    • (1) a dry, crackling sound like that of crumpled cellophane, produced by air in the subcutaneous tissue or by air moving through fluid in the alveoli of the lungs;
    • (2) a crackling, grating sound produced by bone rubbing against bone
  64. Dorsal position
    back-lying position without a pillow
  65. Dorsal recumbent position
    a back-lying position with the head and shoulders slightly elevated
  66. Embolus
    a blood clot (or a substance such as air) that has moved from its place of origin and is causing obstruction to circulation elsewhere (plural: emboli)
  67. Exercise
    a type of physical activity; a planned, structured, and repetitive bodily movement done to improve or maintain one or more components of physical fitness
  68. Flaccid
    weak or lax
  69. Fowler's position
    a bed sitting position with the head of the bed raised to 45 degrees
  70. Gait
    the way a person walks
  71. High Fowler's position
    a bed-sitting position in which the head of the bed is elevated 90 degrees
  72. Hypertrophy
    enlargement of a muscle or organ
  73. Isokinetic (resistive) exercise
    muscle contraction or tension against resistance. Ex weight lifting and body building
  74. Isometric (static or setting) exercise
    tensing of a muscle against an immovable outer resistance, which does not change muscle length or produce joint motion Ex. Kegal, quad sets.
  75. Isotonic (dynamic) exercise
    exercise in which muscle tension is constant and the muscle shortens to produce muscle contraction and active movement. Ex running, walking,
  76. Lateral position
    a side-lying position
  77. Line of gravity
    an imaginary vertical line running through the center of gravity
  78. Logrolling
    a technique used to turn a client whose body must at all times be kept in straight alignment (like a log)
  79. Lordosis

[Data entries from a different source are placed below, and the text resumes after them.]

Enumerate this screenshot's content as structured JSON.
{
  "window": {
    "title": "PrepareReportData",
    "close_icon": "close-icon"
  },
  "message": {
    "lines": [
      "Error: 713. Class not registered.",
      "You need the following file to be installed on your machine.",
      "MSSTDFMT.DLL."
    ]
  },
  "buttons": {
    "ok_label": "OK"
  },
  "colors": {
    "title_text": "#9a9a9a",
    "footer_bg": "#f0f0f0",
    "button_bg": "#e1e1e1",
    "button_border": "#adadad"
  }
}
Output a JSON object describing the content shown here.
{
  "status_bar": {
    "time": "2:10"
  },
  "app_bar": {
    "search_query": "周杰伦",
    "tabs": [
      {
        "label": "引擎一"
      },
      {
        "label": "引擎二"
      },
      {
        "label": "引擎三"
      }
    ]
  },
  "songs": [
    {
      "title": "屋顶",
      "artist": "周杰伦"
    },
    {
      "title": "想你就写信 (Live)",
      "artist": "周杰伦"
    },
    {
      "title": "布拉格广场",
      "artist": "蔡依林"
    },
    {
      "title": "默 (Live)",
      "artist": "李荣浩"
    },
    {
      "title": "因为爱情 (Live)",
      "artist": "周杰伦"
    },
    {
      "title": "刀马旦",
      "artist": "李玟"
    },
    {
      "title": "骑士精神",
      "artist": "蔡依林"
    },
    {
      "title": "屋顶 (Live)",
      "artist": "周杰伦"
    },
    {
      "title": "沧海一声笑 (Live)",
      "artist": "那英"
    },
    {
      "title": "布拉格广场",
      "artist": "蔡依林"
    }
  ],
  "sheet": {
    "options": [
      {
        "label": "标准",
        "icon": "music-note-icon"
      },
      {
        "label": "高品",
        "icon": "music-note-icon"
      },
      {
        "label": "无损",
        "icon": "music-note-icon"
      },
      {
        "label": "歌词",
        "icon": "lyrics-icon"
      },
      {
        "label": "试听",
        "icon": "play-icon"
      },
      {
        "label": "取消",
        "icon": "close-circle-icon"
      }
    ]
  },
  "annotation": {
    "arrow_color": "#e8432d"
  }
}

    an exaggerated concavity in the lumbar region of the vertebral column
  80. Low Fowler's position
    a bed-sitting position in which the head of the bed is elevated between 15 and 45 degrees, with or without knee flexion
  81. Mobility
    ability to move about freely, easily, and purposefully in the environment
  82. Orthopneic position
    a sitting position to relieve respiratory difficulty in which the client leans over and is supported by an overbed table across the lap
  83. Pace
    number of steps taken per minute or the distance taken in one step when walking
  84. Passive ROM exercises
    another person moves each of the client's joints through its complete range of movement, maximally stretching all muscle groups within each plane over each joint
  85. Physical activity
    bodily movement produced by skeletal muscles that requires energy expenditure and produces progressive health benefits
  86. Prone position
    face-lying position, with or without a small pillow
  87. Range of motion (ROM)
    the degree of movement possible for each joint
  88. Sims' position
    side-lying position with lowermost arm behind the body and uppermost leg flexed
  89. Spastic
    describing the sudden, prolonged involuntary muscle contractions of clients with damage to the central nervous system
  90. Thrombus
    a solid mass of blood constituents in the circulatory system; a clot (plural: thrombi)
  91. Tripod (triangle) position
    the proper standing position with crutches; crutches are placed about 15 cm (6 in) in front of the feet and out laterally about 15 cm (6 in), creating a wide base of support
  92. Urinary incontinence
    a temporary or permanent inability of the external sphincter muscles to control the flow of urine from the bladder
  93. Urinary reflux
    backward flow of urine
  94. Urinary retention
    the accumulation of urine in the bladder and inability of the bladder to empty itself
  95. Urinary stasis
    stagnation of urinary flow
  96. Valsalva maneuver
    forceful exhalation against a closed glottis, which increases intrathoracic pressure and thus interferes with venous blood return to the heart
  97. Vital capacity
    the maximum amount of air that can be exhaled after a maximum inhalation